In the evening head into the heart of Alfama to enjoy what the locals do. We had a delicious feast of Sardines with salad and potatoes all topped off with a Sangria and a Beer. There are many street vendors with locals feasting too, we found a place where the Locals where having the most fun eating the huge amount of food and gosh it was yummy. Make sure you stroll around the narrow streets and join in the celebration with the locals, grab a beer from one of the neighbours who has opened there house front door during the festival. Follow the live music into a small square where every body seems to be dancing and singing to the local music.



Day 3

The party continues through the afternoon and evening as the locals drink, eat sardines and dance into the night. Being located in the heart of Alfama is a wonderful experience to be part of the local life style, I would absolutely come back again to enjoy this amazing festival in Portugal.

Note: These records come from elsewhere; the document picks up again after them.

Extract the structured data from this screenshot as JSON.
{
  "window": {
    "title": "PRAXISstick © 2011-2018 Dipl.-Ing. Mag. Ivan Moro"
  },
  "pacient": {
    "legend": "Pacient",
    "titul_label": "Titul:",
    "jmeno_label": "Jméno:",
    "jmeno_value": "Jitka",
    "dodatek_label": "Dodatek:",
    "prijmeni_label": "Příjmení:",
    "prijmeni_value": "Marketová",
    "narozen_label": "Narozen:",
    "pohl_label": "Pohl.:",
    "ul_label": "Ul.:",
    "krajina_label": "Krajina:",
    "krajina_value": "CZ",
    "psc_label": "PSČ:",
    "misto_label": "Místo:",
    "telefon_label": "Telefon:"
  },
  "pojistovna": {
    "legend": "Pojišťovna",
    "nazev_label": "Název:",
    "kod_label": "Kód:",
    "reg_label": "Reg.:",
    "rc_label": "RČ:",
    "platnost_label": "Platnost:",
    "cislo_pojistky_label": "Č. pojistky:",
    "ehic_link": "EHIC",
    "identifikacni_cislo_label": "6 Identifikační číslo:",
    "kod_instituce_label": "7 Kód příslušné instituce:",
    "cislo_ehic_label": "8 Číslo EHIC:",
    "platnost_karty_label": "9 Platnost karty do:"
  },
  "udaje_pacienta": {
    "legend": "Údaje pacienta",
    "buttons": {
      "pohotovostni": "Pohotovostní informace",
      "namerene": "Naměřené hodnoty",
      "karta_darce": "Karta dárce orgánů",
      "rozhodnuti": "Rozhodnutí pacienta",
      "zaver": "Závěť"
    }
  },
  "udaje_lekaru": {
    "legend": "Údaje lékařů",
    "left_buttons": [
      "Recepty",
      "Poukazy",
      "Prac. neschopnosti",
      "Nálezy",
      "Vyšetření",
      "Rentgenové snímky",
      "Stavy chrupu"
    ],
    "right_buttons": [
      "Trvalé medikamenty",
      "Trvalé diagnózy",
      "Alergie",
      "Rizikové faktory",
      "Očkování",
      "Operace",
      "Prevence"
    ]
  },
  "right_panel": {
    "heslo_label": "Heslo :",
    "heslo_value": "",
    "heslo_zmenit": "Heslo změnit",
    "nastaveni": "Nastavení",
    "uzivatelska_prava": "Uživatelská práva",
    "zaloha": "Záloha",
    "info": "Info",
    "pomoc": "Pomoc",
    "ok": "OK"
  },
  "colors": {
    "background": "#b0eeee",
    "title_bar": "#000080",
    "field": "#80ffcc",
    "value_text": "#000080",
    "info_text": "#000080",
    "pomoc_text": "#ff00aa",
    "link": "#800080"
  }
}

Symbolism of the Festival

While partying hard you might notice people wearing hats of Green Bushes and Sardines, they are the most wonderful hats and I wish I could own one myself. These symbolise different meaning for the festival; The Sardines symbolise the feasting of Sardines during the festival and the Green Bushes are Manjerico Pot Plants which are a bush of Basil that symbolises newly sprouted love. 


You are able to find Manjerico Pot Plants being sold in lots of little stalls by ladies that live amongst the district. Included in the beautiful green bush with an aroma of the sweetest basil, you will find a brightly colour paper mache flower placed on top along with a verse of love poerty. They are given to loved ones as a symbol of their love. 


It is also known as the Festival of Sardines, you will discover that the sardines are devoured at a fast rate, sometimes faster than the deliveries can be ran up the hill to be grilled. As you walk into Alfama the smell of charcoal barbecued sardines is delicious, but I am not sure about the next day when your clothes still smell from the night before. The reason for the Feast of the Sardines is that they are associated with the poor and with San Antonio had taken a vow of poverty in his order as well as it being the height of Sardine fishing season.



Some things to know when taking part of the festival;

  • Bring Cash

  • Lisbon is one of the safest cities in Europe apart from the sad case of Pick-pocketing.

  • Taxis and cars do not come into the main part of the city and Alfama on the 12th, but only no taxis in Alfama in the last 2 days.


The summer evenings are glorious, the streets are full of the smell of Sardines being grill and the locals can not stop smiling and laughing. It is one of the most wonderful festivals to get involved in, it will be a eye opening brightly colour fun few days in Lisbon.